Many of the business and living dwellings that are functional today are deeply flawed. At the time of their construction, these flaws were apparent, but no heed was given them because there were no alternatives. Structural understanding back then wasn’t as good as it is today. ‘Green living’ is a new term, which is becoming increasingly prominent in the world of construction.
The conventional buildings that we use today have served many purposes, and have generally met the needs of their users. What nobody realized earlier, however, is that certain aspects of these structures can adversely impact users’ health. They can also have a harmful effect on the environment. Once all of this is recognized, it becomes easy to understand the importance of what has been termed ‘green design.’
Pitfalls of Conventional Building Design
Upon the introduction of green design, the negative aspects of conventional construction became better understood, but were nevertheless accepted. Some of these pitfalls include the following:
- An excessive use of energy
- The emission of greenhouse gases
- Problems associated with waste disposal
What’s more, these negative aspects can remain in effect for as many as 75 years, or even longer.
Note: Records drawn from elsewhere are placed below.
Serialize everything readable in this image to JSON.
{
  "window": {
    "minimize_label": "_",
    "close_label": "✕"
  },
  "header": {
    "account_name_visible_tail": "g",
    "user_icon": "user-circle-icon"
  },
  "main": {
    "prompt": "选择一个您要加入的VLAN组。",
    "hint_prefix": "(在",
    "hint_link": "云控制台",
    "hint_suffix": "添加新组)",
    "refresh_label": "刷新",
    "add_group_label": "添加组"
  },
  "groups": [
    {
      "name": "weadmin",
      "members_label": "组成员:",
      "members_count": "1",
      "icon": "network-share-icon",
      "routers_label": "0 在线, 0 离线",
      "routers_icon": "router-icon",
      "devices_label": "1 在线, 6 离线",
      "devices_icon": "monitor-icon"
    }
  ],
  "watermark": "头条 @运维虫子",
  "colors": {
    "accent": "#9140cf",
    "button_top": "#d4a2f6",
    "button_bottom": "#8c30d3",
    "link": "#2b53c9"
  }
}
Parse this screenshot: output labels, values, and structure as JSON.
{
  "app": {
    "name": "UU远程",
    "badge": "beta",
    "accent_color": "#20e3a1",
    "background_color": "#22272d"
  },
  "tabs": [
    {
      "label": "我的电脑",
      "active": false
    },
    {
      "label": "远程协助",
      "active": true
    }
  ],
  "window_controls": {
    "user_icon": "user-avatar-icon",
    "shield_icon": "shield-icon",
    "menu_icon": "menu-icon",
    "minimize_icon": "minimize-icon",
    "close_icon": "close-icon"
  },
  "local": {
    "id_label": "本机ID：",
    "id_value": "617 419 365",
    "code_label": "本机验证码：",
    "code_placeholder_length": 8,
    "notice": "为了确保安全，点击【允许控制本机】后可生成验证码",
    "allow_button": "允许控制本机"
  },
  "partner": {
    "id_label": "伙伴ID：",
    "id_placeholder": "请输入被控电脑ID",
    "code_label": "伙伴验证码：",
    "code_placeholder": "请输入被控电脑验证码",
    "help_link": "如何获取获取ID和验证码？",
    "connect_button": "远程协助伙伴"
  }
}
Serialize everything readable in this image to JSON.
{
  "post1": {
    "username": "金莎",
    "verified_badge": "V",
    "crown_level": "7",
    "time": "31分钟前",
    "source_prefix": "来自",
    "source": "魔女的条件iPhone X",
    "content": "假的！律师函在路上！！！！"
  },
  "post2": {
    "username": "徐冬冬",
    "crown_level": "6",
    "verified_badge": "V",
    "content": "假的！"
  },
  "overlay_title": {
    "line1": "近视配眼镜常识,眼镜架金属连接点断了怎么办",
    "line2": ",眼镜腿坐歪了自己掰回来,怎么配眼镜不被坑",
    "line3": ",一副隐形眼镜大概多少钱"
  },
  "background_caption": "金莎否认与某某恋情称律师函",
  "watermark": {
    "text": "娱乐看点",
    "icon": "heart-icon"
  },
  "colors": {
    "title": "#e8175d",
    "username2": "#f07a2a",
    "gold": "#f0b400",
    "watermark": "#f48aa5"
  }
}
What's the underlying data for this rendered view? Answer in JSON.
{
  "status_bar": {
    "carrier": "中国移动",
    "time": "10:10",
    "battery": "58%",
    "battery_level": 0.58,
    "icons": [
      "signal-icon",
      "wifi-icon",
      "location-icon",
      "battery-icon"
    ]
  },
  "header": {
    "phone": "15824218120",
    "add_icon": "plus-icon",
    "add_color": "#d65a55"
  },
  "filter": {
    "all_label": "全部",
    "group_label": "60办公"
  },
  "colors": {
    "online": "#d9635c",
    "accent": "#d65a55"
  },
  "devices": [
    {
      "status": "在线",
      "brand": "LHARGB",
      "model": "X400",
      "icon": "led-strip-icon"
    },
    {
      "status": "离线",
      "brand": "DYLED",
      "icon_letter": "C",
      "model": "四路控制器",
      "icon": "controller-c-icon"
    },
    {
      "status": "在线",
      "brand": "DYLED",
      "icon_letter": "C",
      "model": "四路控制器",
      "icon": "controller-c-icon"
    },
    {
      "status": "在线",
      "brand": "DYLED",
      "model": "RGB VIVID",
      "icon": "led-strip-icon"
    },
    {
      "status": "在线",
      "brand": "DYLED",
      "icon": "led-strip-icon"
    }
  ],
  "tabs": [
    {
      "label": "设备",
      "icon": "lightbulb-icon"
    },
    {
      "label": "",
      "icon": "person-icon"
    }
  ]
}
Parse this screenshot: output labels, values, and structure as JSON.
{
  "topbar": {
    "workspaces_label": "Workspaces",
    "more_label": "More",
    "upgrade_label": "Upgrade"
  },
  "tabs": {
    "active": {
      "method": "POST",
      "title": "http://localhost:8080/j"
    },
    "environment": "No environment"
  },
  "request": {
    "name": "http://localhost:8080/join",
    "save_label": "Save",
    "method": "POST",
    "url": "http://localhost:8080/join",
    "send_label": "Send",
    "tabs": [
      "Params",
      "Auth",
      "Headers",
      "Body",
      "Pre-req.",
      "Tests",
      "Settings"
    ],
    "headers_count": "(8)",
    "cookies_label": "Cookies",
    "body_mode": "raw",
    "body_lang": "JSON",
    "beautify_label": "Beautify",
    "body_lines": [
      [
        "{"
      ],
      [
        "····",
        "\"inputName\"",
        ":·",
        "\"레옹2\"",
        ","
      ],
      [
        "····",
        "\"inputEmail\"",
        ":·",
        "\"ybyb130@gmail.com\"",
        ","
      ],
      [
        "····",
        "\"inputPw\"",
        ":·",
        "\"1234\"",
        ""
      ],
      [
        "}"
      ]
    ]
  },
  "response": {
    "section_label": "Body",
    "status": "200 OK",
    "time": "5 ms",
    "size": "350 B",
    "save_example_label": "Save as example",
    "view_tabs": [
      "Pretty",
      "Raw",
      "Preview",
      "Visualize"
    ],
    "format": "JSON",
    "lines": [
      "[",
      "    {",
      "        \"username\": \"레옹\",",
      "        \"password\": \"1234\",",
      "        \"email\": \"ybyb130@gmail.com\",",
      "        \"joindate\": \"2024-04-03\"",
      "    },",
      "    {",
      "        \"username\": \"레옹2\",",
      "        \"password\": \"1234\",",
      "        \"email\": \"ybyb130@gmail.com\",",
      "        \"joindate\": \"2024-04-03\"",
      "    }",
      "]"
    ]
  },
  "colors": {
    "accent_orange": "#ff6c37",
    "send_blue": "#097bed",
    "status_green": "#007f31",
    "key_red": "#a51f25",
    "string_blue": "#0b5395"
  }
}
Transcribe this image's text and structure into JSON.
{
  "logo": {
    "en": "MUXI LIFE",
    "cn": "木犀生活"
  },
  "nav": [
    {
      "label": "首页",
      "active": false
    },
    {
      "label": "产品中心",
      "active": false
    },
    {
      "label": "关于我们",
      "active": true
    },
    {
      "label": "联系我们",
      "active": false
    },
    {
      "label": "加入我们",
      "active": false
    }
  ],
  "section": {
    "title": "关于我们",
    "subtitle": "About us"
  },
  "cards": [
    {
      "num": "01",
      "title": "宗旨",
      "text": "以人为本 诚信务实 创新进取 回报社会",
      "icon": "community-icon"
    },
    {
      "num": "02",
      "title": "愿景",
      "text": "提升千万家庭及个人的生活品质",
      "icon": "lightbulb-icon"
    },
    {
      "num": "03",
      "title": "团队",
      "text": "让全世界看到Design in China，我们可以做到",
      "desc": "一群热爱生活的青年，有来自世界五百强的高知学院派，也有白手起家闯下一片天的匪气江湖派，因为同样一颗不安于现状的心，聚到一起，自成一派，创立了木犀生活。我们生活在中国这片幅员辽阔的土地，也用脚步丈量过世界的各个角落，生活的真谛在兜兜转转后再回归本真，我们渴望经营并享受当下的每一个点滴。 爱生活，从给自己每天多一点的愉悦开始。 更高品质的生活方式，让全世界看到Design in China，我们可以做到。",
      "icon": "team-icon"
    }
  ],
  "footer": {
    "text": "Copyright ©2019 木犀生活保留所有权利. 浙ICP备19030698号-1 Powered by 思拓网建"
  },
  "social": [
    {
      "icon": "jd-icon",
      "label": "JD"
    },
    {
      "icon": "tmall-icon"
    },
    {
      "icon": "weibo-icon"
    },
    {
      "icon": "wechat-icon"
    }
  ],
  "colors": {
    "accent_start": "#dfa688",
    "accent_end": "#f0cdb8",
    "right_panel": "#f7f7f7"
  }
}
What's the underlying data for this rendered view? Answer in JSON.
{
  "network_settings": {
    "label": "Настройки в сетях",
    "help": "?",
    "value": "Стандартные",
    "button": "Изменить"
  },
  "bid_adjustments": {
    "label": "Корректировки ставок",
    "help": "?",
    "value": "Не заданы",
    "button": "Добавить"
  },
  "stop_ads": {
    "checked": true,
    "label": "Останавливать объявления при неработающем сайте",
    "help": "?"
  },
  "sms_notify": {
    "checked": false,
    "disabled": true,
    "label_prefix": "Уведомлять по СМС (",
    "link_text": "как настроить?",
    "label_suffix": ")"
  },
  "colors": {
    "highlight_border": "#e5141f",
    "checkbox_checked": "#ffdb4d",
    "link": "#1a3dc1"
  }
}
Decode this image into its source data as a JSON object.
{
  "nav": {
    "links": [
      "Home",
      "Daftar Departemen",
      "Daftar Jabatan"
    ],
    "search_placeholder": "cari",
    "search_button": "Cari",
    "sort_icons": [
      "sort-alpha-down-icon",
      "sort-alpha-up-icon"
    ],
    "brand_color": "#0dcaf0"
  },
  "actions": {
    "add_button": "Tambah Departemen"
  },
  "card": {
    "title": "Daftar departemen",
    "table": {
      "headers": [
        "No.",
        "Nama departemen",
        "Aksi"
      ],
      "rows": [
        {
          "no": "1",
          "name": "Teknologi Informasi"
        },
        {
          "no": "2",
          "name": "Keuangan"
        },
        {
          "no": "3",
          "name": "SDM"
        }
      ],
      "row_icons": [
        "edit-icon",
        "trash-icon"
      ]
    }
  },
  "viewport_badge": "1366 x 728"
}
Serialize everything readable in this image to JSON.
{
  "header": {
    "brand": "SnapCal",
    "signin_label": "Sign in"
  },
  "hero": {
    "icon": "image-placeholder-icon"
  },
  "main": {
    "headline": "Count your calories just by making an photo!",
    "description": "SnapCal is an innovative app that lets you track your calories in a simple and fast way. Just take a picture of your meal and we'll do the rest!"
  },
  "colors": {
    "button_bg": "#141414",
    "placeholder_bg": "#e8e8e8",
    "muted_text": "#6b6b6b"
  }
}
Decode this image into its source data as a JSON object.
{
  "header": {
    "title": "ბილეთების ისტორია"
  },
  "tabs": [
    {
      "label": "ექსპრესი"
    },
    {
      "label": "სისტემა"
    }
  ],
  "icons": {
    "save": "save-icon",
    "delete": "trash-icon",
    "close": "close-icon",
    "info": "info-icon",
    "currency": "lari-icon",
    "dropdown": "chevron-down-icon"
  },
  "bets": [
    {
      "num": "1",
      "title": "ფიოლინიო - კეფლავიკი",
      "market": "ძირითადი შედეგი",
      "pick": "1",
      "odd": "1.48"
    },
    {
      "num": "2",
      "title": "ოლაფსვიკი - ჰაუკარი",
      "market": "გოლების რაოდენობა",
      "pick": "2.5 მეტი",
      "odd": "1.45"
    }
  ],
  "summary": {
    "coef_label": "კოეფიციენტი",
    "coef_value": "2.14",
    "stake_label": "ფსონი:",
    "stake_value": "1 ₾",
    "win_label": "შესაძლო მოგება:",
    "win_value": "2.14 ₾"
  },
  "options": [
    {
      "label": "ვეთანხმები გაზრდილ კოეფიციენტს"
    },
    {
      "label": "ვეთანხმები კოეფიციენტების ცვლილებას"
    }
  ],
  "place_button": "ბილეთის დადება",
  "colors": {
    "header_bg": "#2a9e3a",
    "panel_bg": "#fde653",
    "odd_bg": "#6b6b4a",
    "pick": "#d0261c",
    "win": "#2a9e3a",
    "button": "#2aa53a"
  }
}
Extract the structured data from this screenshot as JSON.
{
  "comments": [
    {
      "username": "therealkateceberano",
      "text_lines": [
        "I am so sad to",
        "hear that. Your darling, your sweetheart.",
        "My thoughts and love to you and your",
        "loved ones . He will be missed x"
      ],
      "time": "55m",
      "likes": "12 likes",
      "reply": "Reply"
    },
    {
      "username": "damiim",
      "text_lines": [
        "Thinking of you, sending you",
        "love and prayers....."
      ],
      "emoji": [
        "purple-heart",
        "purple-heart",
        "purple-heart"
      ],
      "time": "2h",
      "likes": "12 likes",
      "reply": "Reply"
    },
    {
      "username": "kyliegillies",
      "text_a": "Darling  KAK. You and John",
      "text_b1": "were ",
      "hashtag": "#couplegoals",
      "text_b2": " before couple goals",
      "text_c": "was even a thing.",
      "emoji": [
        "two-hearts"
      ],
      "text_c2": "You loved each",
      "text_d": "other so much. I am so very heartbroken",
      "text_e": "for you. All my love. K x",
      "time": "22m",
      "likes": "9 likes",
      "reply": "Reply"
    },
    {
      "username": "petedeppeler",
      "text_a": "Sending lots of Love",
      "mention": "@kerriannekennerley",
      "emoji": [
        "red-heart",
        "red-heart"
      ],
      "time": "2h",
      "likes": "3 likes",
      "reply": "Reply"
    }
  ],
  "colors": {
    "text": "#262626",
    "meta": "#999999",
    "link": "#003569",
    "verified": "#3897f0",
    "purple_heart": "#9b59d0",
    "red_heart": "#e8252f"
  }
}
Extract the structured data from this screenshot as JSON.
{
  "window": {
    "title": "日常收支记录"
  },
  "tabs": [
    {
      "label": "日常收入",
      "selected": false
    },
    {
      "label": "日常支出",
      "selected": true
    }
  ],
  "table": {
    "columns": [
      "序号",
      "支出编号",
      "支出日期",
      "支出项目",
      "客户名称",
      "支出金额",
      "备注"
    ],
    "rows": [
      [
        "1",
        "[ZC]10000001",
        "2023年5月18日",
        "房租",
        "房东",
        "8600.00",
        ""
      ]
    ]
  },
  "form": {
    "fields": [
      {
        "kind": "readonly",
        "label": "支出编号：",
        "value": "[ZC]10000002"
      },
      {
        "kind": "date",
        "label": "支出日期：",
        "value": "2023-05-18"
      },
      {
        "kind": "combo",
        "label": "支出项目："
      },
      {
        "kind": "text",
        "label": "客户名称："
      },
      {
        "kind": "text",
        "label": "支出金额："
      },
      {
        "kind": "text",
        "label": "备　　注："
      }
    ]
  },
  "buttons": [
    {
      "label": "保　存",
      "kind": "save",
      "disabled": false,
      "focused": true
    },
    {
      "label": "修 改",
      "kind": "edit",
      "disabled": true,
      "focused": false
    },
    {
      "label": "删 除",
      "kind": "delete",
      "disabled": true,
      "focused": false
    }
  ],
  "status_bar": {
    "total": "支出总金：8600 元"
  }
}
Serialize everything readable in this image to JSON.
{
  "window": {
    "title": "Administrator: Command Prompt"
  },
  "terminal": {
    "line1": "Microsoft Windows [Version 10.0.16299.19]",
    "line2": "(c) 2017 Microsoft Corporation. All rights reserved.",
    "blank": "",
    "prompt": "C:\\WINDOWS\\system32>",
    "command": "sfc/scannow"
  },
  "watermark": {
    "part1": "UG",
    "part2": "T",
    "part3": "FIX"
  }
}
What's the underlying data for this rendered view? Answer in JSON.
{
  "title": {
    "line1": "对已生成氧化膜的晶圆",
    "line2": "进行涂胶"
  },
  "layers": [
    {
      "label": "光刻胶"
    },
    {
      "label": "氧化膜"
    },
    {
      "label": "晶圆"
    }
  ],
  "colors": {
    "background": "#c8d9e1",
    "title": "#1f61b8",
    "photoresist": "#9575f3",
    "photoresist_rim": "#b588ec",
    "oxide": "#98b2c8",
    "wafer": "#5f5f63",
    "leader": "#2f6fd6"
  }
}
Any one of these pitfalls should be enough to raise the alarm about the pressing need for change, and this is what green design is aimed at.
The Green Approach
The negative aspects of conventional building design must eventually be addressed and dealt with. Green design claims to do this by:
- Reducing the amount of resources used in construction
- Minimizing the cost of maintaining structures
- Reducing waste
- Reducing the impact on the environment
- Creating a healthier living space
All of these issues remain points of concern to anyone involved in green design. Hopefully, this concern will eventually carry over into the realm of public policy.